© Sputnik / Alexandr KryazhevWheat
© Sputnik / Alexandr Kryazhev/
BUDAPEST (Sputnik) - Hungary, Bulgaria, Romania, Poland and Slovakia are urging the European Commission to extend the ban on imports of Ukrainian agricultural products beyond September 15, Hungarian Minister of Agriculture Istvan Nagy said on Saturday.
"As regards imports restrictions, Hungary shares the same position with Bulgaria, Poland, Romania and Slovakia, which is that the European Commission should extend a ban on imports of Ukrainian grain beyond September 15, because it is the only way to protect interests of European farmers," Nagy told Hungarian newspaper Vilaggazdasag.

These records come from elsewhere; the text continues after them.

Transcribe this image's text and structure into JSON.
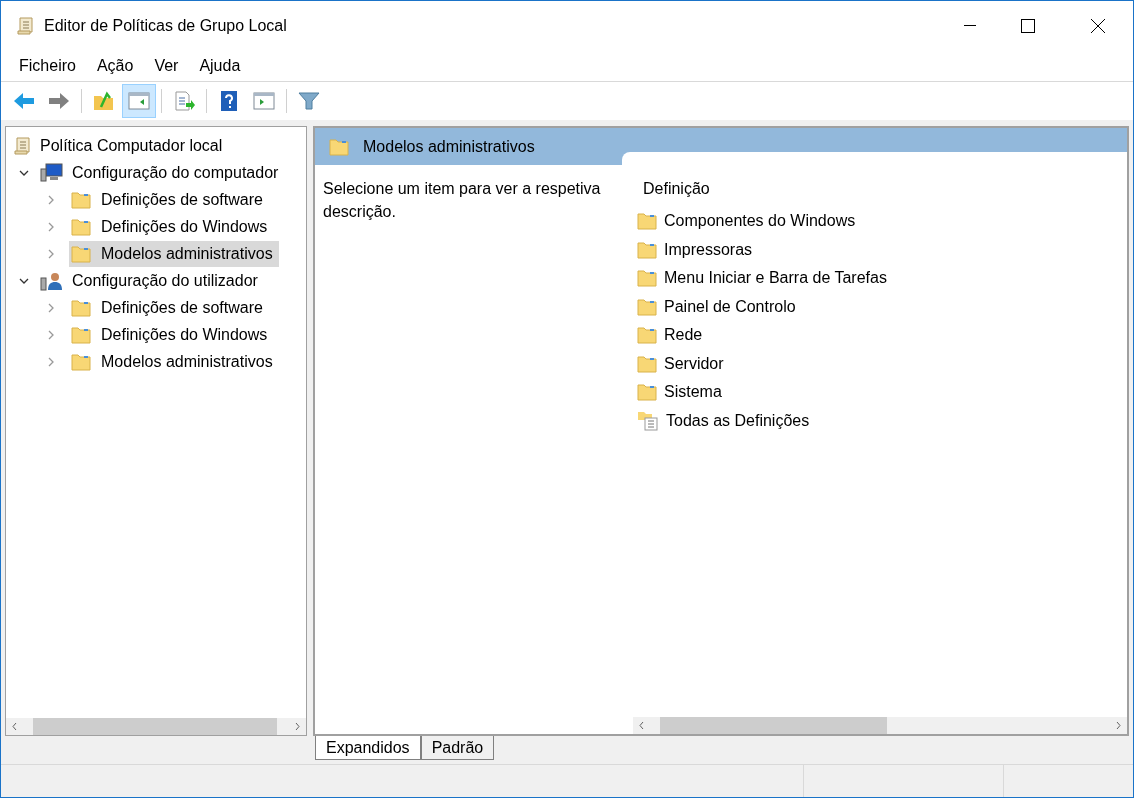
{
  "window": {
    "title": "Editor de Políticas de Grupo Local"
  },
  "menu": [
    "Ficheiro",
    "Ação",
    "Ver",
    "Ajuda"
  ],
  "toolbar": [
    {
      "kind": "back",
      "selected": false
    },
    {
      "kind": "forward",
      "selected": false
    },
    {
      "kind": "sep"
    },
    {
      "kind": "up",
      "selected": false
    },
    {
      "kind": "pane",
      "selected": true
    },
    {
      "kind": "sep"
    },
    {
      "kind": "export",
      "selected": false
    },
    {
      "kind": "sep"
    },
    {
      "kind": "help",
      "selected": false
    },
    {
      "kind": "action",
      "selected": false
    },
    {
      "kind": "sep"
    },
    {
      "kind": "filter",
      "selected": false
    }
  ],
  "tree": {
    "label": "Política Computador local",
    "children": [
      {
        "label": "Configuração do computador",
        "kind": "computer",
        "expanded": true,
        "children": [
          {
            "label": "Definições de software",
            "selected": false
          },
          {
            "label": "Definições do Windows",
            "selected": false
          },
          {
            "label": "Modelos administrativos",
            "selected": true
          }
        ]
      },
      {
        "label": "Configuração do utilizador",
        "kind": "user",
        "expanded": true,
        "children": [
          {
            "label": "Definições de software",
            "selected": false
          },
          {
            "label": "Definições do Windows",
            "selected": false
          },
          {
            "label": "Modelos administrativos",
            "selected": false
          }
        ]
      }
    ]
  },
  "details": {
    "title": "Modelos administrativos",
    "description": "Selecione um item para ver a respetiva descrição.",
    "column": "Definição",
    "items": [
      {
        "label": "Componentes do Windows",
        "kind": "folder"
      },
      {
        "label": "Impressoras",
        "kind": "folder"
      },
      {
        "label": "Menu Iniciar e Barra de Tarefas",
        "kind": "folder"
      },
      {
        "label": "Painel de Controlo",
        "kind": "folder"
      },
      {
        "label": "Rede",
        "kind": "folder"
      },
      {
        "label": "Servidor",
        "kind": "folder"
      },
      {
        "label": "Sistema",
        "kind": "folder"
      },
      {
        "label": "Todas as Definições",
        "kind": "all"
      }
    ]
  },
  "tabs": [
    {
      "label": "Expandidos",
      "selected": true
    },
    {
      "label": "Padrão",
      "selected": false
    }
  ]
}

Hungarian farmers have received 15.93 million euros ($17.9 million) in compensations from the EU, which is still not comparable with the damage, the minister stated. He added that Hungary's agricultural imports from Ukraine amounted to 40,000-50,000 tonnes per year before 2022, whereas in 2023 Ukraine has been shipping several hundred thousand tonnes to Hungary on a monthly basis,.
"In other bordering [with Ukraine] countries, the situation is similar. It has shaken up markets, nobody had a chance to prepare for this," Nagy also said.
In late March, the prime ministers of Bulgaria, Hungary, Poland, Romania and Slovakia published a joint open letter to European Commission President Ursula von der Leyen, calling for measures to counteract the negative effects of the increased imports of Ukrainian agricultural products.
On April 15, Poland, together with Hungary, banned imports of Ukrainian agricultural products until June 30, citing the need to protect domestic farmers from the uncontrolled influx of cheap grain. Slovakia followed suit on April 17 and Bulgaria on April 19.
On May 2, the European Commission banned the sale of Ukrainian wheat, maize, rapeseed, and sunflower seed in Bulgaria, Hungary, Poland, Romania, and Slovakia until June 5 in a bid to "alleviate logistical bottlenecks," but allowed their circulation in other European markets. The ban was later extended until September 15.